TASK DIRECTIONS: The answer is a number and only a number: how many lines of the data include the string "PROFIL"?

======== MATERIAL FOR THE TASK ========

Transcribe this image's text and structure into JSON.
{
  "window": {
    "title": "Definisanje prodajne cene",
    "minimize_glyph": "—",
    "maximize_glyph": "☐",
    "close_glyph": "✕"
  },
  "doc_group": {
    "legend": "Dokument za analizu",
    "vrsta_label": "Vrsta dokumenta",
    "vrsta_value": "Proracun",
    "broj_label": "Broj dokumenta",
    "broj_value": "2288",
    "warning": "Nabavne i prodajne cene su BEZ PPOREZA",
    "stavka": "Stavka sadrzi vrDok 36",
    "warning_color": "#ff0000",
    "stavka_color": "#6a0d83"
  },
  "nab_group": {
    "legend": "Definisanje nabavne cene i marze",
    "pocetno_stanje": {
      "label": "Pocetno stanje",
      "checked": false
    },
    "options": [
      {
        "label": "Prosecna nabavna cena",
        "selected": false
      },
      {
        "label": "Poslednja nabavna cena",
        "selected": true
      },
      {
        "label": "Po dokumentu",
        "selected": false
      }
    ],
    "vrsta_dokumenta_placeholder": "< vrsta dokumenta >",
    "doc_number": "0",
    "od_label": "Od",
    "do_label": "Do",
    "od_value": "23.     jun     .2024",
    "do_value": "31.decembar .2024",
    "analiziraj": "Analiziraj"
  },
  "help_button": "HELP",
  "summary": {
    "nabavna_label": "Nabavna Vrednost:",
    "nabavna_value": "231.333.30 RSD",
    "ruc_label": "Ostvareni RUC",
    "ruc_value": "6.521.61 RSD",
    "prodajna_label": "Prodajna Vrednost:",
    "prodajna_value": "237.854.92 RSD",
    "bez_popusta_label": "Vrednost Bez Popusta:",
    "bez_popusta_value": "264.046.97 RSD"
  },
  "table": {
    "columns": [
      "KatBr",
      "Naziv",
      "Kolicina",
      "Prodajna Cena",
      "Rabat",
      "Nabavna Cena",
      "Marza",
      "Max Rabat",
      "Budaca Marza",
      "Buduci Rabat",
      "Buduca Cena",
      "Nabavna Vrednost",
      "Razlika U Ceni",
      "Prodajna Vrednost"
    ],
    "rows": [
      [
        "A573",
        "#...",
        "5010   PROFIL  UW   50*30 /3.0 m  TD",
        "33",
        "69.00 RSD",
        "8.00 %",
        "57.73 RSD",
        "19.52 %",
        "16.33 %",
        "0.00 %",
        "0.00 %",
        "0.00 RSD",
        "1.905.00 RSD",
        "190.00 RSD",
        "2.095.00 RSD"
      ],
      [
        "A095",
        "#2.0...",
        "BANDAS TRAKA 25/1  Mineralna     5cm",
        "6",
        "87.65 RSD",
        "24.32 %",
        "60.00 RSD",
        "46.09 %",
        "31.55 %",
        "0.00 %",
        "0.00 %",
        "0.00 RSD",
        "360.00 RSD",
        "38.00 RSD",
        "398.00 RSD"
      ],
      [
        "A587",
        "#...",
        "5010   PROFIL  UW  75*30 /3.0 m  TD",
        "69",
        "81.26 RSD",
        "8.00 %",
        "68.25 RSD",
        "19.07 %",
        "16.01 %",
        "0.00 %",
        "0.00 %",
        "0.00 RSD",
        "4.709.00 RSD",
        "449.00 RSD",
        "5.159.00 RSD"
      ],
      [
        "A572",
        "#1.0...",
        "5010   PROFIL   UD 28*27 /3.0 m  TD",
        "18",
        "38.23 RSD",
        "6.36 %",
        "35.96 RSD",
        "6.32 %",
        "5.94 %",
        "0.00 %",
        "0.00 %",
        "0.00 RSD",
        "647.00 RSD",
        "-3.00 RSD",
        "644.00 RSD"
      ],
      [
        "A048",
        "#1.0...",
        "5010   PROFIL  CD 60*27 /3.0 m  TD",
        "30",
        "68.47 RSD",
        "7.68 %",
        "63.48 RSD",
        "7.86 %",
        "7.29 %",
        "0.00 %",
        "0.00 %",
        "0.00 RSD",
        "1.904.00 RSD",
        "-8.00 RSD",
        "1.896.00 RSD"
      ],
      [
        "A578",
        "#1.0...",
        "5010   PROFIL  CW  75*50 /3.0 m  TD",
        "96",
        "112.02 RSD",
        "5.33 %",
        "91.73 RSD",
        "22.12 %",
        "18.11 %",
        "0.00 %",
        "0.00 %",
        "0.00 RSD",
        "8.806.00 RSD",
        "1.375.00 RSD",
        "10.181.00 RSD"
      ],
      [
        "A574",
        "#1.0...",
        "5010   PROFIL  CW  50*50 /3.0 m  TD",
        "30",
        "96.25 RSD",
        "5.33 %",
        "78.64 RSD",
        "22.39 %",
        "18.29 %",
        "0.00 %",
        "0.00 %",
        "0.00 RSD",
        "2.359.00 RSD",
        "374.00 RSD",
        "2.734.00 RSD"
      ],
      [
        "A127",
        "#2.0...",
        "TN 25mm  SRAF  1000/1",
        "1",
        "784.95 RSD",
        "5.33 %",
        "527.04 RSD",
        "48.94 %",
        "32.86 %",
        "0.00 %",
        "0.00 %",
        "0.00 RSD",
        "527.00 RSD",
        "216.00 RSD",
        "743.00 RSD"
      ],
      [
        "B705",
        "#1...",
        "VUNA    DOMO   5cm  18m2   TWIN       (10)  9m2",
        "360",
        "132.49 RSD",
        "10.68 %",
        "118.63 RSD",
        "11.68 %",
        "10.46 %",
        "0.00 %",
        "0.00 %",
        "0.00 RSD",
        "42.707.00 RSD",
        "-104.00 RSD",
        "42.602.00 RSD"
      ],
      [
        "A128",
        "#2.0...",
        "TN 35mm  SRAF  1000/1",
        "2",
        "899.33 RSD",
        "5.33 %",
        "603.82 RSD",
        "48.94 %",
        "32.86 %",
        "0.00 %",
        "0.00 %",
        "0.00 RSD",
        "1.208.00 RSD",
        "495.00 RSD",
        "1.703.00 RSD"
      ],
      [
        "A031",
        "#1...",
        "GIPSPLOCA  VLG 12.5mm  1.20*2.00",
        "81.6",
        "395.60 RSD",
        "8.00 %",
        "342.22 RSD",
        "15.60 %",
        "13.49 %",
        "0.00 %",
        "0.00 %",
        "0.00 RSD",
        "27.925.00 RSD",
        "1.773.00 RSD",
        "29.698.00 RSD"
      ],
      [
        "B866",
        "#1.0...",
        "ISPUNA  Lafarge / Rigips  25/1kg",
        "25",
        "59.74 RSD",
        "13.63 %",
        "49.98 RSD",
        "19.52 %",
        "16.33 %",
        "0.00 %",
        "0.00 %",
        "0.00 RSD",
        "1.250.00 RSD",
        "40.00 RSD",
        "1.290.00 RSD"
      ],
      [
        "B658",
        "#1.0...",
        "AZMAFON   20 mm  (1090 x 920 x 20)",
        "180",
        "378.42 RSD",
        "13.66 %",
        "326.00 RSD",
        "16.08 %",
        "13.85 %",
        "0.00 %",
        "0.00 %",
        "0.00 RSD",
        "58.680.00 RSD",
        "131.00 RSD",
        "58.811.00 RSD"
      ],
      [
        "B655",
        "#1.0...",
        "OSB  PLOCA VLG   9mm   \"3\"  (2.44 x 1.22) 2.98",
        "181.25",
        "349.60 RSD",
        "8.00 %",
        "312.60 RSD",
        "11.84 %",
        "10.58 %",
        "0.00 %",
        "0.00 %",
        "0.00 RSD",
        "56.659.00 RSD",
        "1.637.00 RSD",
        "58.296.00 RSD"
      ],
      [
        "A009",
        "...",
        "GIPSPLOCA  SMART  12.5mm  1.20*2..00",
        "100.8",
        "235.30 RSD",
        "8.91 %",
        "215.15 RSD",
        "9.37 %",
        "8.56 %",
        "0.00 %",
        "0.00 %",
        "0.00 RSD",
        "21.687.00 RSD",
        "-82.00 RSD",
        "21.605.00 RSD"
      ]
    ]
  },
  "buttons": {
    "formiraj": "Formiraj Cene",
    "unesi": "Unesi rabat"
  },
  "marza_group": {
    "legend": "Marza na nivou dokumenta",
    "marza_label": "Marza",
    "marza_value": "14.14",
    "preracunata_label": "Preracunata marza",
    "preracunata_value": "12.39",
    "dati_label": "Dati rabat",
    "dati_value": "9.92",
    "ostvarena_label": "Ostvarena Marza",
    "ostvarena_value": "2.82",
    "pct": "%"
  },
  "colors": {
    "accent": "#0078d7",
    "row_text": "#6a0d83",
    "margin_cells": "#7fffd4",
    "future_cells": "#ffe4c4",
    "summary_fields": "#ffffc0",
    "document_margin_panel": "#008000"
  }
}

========

ANSWER SPACE: 6